Researchers may find Der Fortschritt of particular interest due to its frequent coverage of anti-German sentiment at the outbreak of World War I. The paper does cover Germany’s participation in the war, particularly as the war escalated, but its sympathies were firmly with the Allies. Local instances of anti-German discrimination are covered extensively as hostilities towards German-Americans frequently erupted into intimidation and violence.
By September of 1891, Armin Steinhäuser replaced Velikanje as editor and manager with Rein and Schlumpberger continuing their duties as co-publishers. The August 13, 1954 centennial issue of the New Ulm Daily Journal claims that Der Fortschritt was sold to the Fortschritt Publishing Company on April 28, 1892, with Ernst Brandt taking over as publisher, although he does not receive credit until the January 19, 1893 issue. Brandt, a probate judge in Brown County, is most commonly associated with the paper, and under his guidance Der Fortschritt continued to embrace German heritage as German-language papers became increasingly scarce. In the December 4, 1912 issue, Brandt is replaced by the Fortschritt Publishing Company in the publisher’s block, and Ernst J. Buehrer is noted as editor. Before coming to Der Fortschritt, Buehrer had worked in that capacity on the New Ulm Post. In March of 1914, Der Fortschritt was absorbed by the Brown County Co-Operative Publishing Company, which also included the New Ulm News and the New Ulm Post among its acquisitions. Buehrer remained editor until December 29, 1915, when he announced that Der Fortschritt would be absorbed into the New Ulm Post.
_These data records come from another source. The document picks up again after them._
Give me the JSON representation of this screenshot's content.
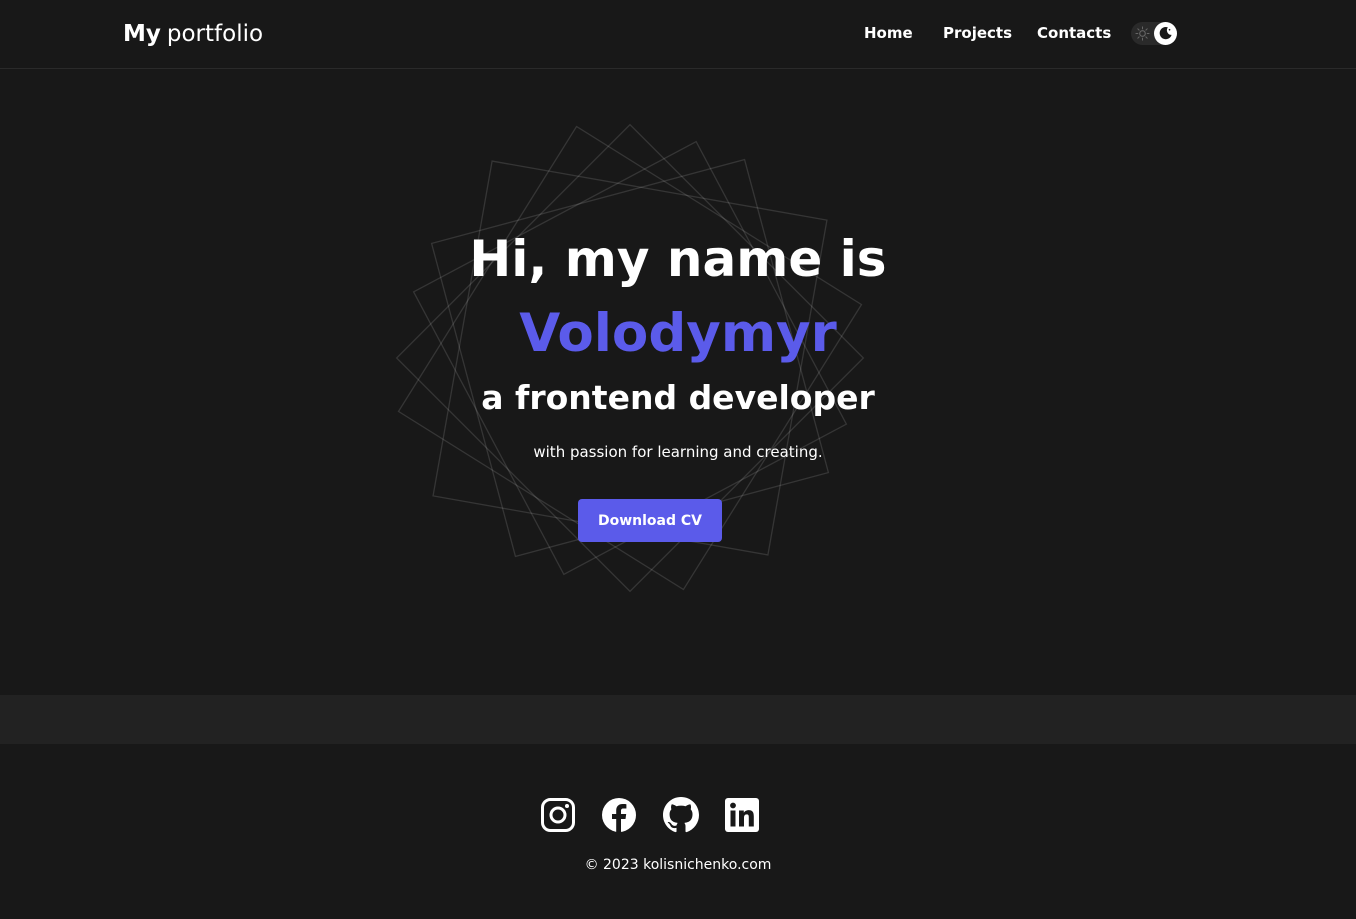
{
  "header": {
    "logo_bold": "My",
    "logo_light": "portfolio",
    "nav": [
      {
        "label": "Home"
      },
      {
        "label": "Projects"
      },
      {
        "label": "Contacts"
      }
    ],
    "theme_toggle": {
      "state": "dark",
      "icons": [
        "sun-icon",
        "moon-icon"
      ]
    }
  },
  "hero": {
    "title": "Hi, my name is",
    "name": "Volodymyr",
    "role": "a frontend developer",
    "tagline": "with passion for learning and creating.",
    "cta_label": "Download CV"
  },
  "footer": {
    "social": [
      {
        "icon": "instagram-icon"
      },
      {
        "icon": "facebook-icon"
      },
      {
        "icon": "github-icon"
      },
      {
        "icon": "linkedin-icon"
      }
    ],
    "copyright": "© 2023 kolisnichenko.com"
  },
  "colors": {
    "background": "#181818",
    "band": "#222222",
    "accent": "#5b5bea",
    "text": "#ffffff"
  }
}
The Post published both German and English content until it merged with the New Ulm Review on May 12, 1933, effectively ending German-language newspapers in New Ulm.
Provided by: Minnesota Historical Society; Saint Paul, MN